Connect with us

Hi, what are you looking for?

Legislature

Alabama House to consider bill to create check on costly contracts

The bill comes after much concern from lawmakers over Gov. Kay Ivey’s estimated $3.7 billion prison plan.

The Alabama Statehouse in Montgomery.

The Alabama House of Representatives on Tuesday is to take up a bill that would establish a new oversight committee tasked with reviewing state agency agreements worth $10 million or more. 

The legislation comes as Gov. Kay Ivey’s push to build three new prisons under a controversial build-lease plan, without input from the state Legislature, could cost taxpayers $3.7 billion over the terms of the contracts.

Ivey on Feb. 1 signed 30-year leases for two new prisons to be built by the private prism company CoreCivic in Escambia and Elmore counties. The state will operate the prisons while CoreCivic is to handle maintenance, according to the contracts. 

State Rep.  Mike Jones, R-Andalusia, introduced House Bill 392, which would create the Joint Legislative Oversight Committee on Obligation Transparency, consisting of the chair and vice chair of the House Ways and Means General Fund Committee, the chair and vice chair of the Senate Finance and Taxation General Fund Committee and the ranking minority members of both committees. 

The committee would review any agreement totaling at least $10 million, or 5 percent of the agency’s annual appropriation, and if after 45 days from the time the agreement was submitted there is no objection, the agreement would be approved, according to the legislation. 

If the committee disapproves of an agreement, it will remain suspended until after the end of the next regular legislative session, when lawmakers would have the opportunity to address concerns over the agreement, according to the legislation.  

“It is important that we maintain a system of checks and balances, and the Legislature must be able to access important information about agreements that obligate the General Fund to substantial expenditures,” Jones said in a statement. “This bill provides an additional layer of oversight on large executive branch agreements in a manner that is fair, transparent, and, most of all, constitutional.”

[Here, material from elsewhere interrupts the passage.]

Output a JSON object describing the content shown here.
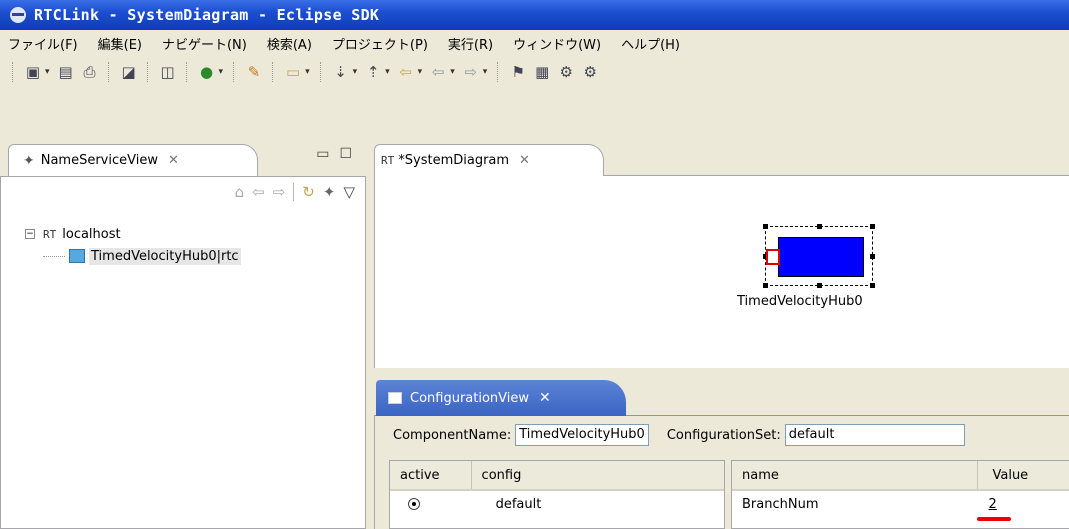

Advertisement. Scroll to continue reading.

Speaker of the House Mac McCutcheon, R-Monrovia, supports Jones’s legislation, and in a statement said such oversight is needed. 

“Whenever an administration enters into agreements involving millions of taxpayer dollars, the Legislature deserves to have its questions answered and any concerns addressed,” McCutcheon said.  “Rep. Jones’s legislation offers a commonsense method of protecting taxpayers and reassuring lawmakers when large sums of dollars are being obligated.”

Jone’s bill would only apply to future agreements, and so would not impact Ivey’s prison construction plan. Attempts to reach Jones and Ivey’s office for comment on the legislation Monday weren’t immediately successful. 

A previous plan to build new prisons in Alabama by former Gov. Robert Bentley failed when state legislators declined to approve a bond issuance to pay for the new prisons. 

The U.S. Department of Justice in December filed a federal lawsuit against the state of Alabama and the Alabama Department of Corrections alleging violations of inmates’ constitutional rights to protection from prisoner-on-prisoner violence, sexual abuse and excessive force by prison guards. 

In previously released reports the Justice Department detailed systemic problems of abuse from guards, corruption, rampant drug use, violence, overcrowding and understaffing in Alabama’s prisons.  The DOJ in those reports states that while new prison facilities might help in some areas, new buildings won’t fully address the state’s widespread, deadly problems in its prisons.

ADOC officials have also said the new prisons alone won’t solve the overcrowding issues in state prisons. Suggested prison reform legislation that might have helped addressed overcrowded stalled last year, when the COVID-19 pandemic ended the state’s legislative session early.

Advertisement. Scroll to continue reading.

Eddie Burkhalter is a reporter at the Alabama Political Reporter. You can email him at [email protected] or reach him via Twitter.

More from the Alabama Political Reporter

Featured Opinion

Ivey has been outspoken about wanting to fix the gambling problem in this state. Now is the time.

Prisons

The total number scheduled for early release is more than 400.

News

The grant comes from funds made available by the U.S. Department of Justice.

Legislature

The bill proposes significant reductions in the amount of days offered in return for good behavior from incarcerated individuals.

State

Every state agency will be required to have a public records page, and will not be allowed to charge per-page fees on electronic documents.

Infrastructure

The state estimates the new infrastructure will connect 55,000 households and businesses to high-speed internet access.

Featured Opinion

Real school choice is an excellent idea. But what's being pushed by the right isn't school choice, it's segregation.

Health

A crisis center is a location to serve those with mental illness or substance use disorders.